What is being asked:
For this exercise, repeat each entry exactly as written.

Records supplied:
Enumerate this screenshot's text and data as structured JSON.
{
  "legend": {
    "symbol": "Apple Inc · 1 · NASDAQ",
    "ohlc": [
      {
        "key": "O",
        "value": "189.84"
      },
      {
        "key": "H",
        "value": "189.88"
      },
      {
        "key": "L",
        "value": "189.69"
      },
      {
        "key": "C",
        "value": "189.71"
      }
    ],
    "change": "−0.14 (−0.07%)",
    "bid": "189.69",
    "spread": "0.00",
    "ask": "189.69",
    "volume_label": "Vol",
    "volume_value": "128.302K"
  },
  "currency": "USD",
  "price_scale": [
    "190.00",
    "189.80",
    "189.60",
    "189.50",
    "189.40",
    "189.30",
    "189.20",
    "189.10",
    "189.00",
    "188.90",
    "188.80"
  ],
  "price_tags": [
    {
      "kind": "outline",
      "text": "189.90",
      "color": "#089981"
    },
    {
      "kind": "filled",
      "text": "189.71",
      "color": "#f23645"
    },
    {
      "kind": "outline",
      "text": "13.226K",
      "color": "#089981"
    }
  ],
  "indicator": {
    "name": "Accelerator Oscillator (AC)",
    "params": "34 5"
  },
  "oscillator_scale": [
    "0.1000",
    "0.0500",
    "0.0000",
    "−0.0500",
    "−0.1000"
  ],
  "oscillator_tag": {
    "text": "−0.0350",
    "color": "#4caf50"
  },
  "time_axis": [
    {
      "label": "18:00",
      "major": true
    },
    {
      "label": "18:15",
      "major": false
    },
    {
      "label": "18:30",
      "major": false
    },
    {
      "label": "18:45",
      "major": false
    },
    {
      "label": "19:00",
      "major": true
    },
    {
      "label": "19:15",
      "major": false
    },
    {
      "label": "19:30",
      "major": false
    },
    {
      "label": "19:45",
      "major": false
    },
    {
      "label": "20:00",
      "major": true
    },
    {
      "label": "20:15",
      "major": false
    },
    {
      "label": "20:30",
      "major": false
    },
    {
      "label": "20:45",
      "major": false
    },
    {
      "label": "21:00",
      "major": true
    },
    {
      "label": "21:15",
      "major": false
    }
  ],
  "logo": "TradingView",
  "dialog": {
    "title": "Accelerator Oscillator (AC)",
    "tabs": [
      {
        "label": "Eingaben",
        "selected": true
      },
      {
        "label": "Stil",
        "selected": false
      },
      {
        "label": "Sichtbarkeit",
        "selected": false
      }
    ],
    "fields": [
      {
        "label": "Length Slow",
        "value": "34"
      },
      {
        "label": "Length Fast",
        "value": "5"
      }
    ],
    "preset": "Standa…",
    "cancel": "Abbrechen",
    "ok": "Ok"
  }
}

Solution to this exercise:
Enumerate this screenshot's text and data as structured JSON.
{
  "legend": {
    "symbol": "Apple Inc · 1 · NASDAQ",
    "ohlc": [
      {
        "key": "O",
        "value": "189.84"
      },
      {
        "key": "H",
        "value": "189.88"
      },
      {
        "key": "L",
        "value": "189.69"
      },
      {
        "key": "C",
        "value": "189.71"
      }
    ],
    "change": "−0.14 (−0.07%)",
    "bid": "189.69",
    "spread": "0.00",
    "ask": "189.69",
    "volume_label": "Vol",
    "volume_value": "128.302K"
  },
  "currency": "USD",
  "price_scale": [
    "190.00",
    "189.80",
    "189.60",
    "189.50",
    "189.40",
    "189.30",
    "189.20",
    "189.10",
    "189.00",
    "188.90",
    "188.80"
  ],
  "price_tags": [
    {
      "kind": "outline",
      "text": "189.90",
      "color": "#089981"
    },
    {
      "kind": "filled",
      "text": "189.71",
      "color": "#f23645"
    },
    {
      "kind": "outline",
      "text": "13.226K",
      "color": "#089981"
    }
  ],
  "indicator": {
    "name": "Accelerator Oscillator (AC)",
    "params": "34 5"
  },
  "oscillator_scale": [
    "0.1000",
    "0.0500",
    "0.0000",
    "−0.0500",
    "−0.1000"
  ],
  "oscillator_tag": {
    "text": "−0.0350",
    "color": "#4caf50"
  },
  "time_axis": [
    {
      "label": "18:00",
      "major": true
    },
    {
      "label": "18:15",
      "major": false
    },
    {
      "label": "18:30",
      "major": false
    },
    {
      "label": "18:45",
      "major": false
    },
    {
      "label": "19:00",
      "major": true
    },
    {
      "label": "19:15",
      "major": false
    },
    {
      "label": "19:30",
      "major": false
    },
    {
      "label": "19:45",
      "major": false
    },
    {
      "label": "20:00",
      "major": true
    },
    {
      "label": "20:15",
      "major": false
    },
    {
      "label": "20:30",
      "major": false
    },
    {
      "label": "20:45",
      "major": false
    },
    {
      "label": "21:00",
      "major": true
    },
    {
      "label": "21:15",
      "major": false
    }
  ],
  "logo": "TradingView",
  "dialog": {
    "title": "Accelerator Oscillator (AC)",
    "tabs": [
      {
        "label": "Eingaben",
        "selected": true
      },
      {
        "label": "Stil",
        "selected": false
      },
      {
        "label": "Sichtbarkeit",
        "selected": false
      }
    ],
    "fields": [
      {
        "label": "Length Slow",
        "value": "34"
      },
      {
        "label": "Length Fast",
        "value": "5"
      }
    ],
    "preset": "Standa…",
    "cancel": "Abbrechen",
    "ok": "Ok"
  }
}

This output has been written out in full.